Body type Aircraft Model Range Capacity (pax)
Narrow-body B737 6570 Km 162-178
Narrow-body A320 6200 Km 150-180
Narrow-body A321 7400 Km 180-220
Wide-body A330 15094 Km 220-260
Wide-body B787 13950 Km 296
Wide-body B777 15843 Km 396
Wide-body A350 15000 Km 300-350
Wide-body B747 14310 Km 410
Wide-body A380 14,800 km (8,000 NM) 575 – 853
Each aircraft type is therefore best suited to different operations. For example, Turkish airlines uses the narrow body A321 on the 2 hour flight between Istanbul Airport (IST) and Cairo (CAI), which is a distance of 1,260 Km (783 miles); and it uses the wide-body B777 on the 11 hour flight between IST and New York (JFK) airport, which is a distance of 8,047 Km (5,000 miles). The map below shows Turkish Airlines’ choice of narrow and wide-body aircraft across its network.
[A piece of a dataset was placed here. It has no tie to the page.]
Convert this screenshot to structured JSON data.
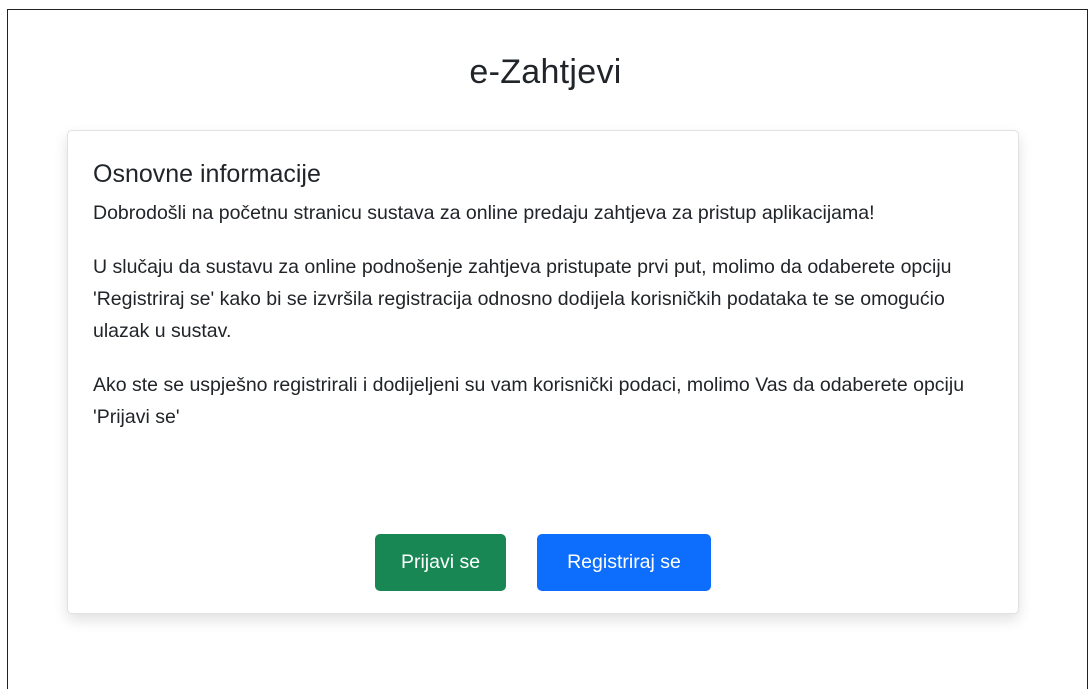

Fig. 4  – Turkish Airlines Network by aircraft type Fig. 4 demonstrates that airlines generally use narrow-body aircraft for short-haul routes and wide-body aircraft for long haul routes. Passenger demand, however, could alter that approach and allow  airlines to use wide-body aircraft for short-haul routes. For example, Turkish airlines use the wide-body B777 for one morning flight between Istanbul Airport (IST) and Izmir (ADB), which is a distance of 359 Km (223 miles). Related Topics Bibliography Pending to be included